Exercise directions: Please return all lines of the data below containing the string "type".
[[ Given data, beginning ]]
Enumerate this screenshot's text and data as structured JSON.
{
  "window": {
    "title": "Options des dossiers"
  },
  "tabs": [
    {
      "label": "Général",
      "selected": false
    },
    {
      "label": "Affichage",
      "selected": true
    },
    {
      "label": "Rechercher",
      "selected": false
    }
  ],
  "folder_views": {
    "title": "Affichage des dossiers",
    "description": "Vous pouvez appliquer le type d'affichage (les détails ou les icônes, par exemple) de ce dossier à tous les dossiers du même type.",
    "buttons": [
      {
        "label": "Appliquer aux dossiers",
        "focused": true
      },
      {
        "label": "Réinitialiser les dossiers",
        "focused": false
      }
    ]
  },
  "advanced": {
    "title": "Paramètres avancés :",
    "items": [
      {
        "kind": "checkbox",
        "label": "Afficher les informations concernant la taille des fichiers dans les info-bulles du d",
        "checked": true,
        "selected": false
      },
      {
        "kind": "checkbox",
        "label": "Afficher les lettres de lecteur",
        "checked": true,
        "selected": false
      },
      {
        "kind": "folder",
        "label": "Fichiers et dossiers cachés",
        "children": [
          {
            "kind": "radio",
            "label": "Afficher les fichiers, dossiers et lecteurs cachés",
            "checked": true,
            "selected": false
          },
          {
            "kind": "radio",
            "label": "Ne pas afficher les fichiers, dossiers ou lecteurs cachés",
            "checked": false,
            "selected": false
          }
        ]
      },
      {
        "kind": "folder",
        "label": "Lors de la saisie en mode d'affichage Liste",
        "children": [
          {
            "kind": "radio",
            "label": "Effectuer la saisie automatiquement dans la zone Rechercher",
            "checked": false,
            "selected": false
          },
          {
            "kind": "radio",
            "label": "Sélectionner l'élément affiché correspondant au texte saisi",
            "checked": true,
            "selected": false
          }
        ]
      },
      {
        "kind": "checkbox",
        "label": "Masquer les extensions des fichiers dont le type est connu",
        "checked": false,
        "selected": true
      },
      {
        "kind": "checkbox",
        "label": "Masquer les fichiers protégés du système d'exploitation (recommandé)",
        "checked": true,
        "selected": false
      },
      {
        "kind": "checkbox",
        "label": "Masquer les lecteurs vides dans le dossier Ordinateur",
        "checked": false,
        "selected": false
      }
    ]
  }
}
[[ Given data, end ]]
Task answer:
    "description": "Vous pouvez appliquer le type d'affichage (les détails ou les icônes, par exemple) de ce dossier à tous les dossiers du même type.",
        "label": "Masquer les extensions des fichiers dont le type est connu",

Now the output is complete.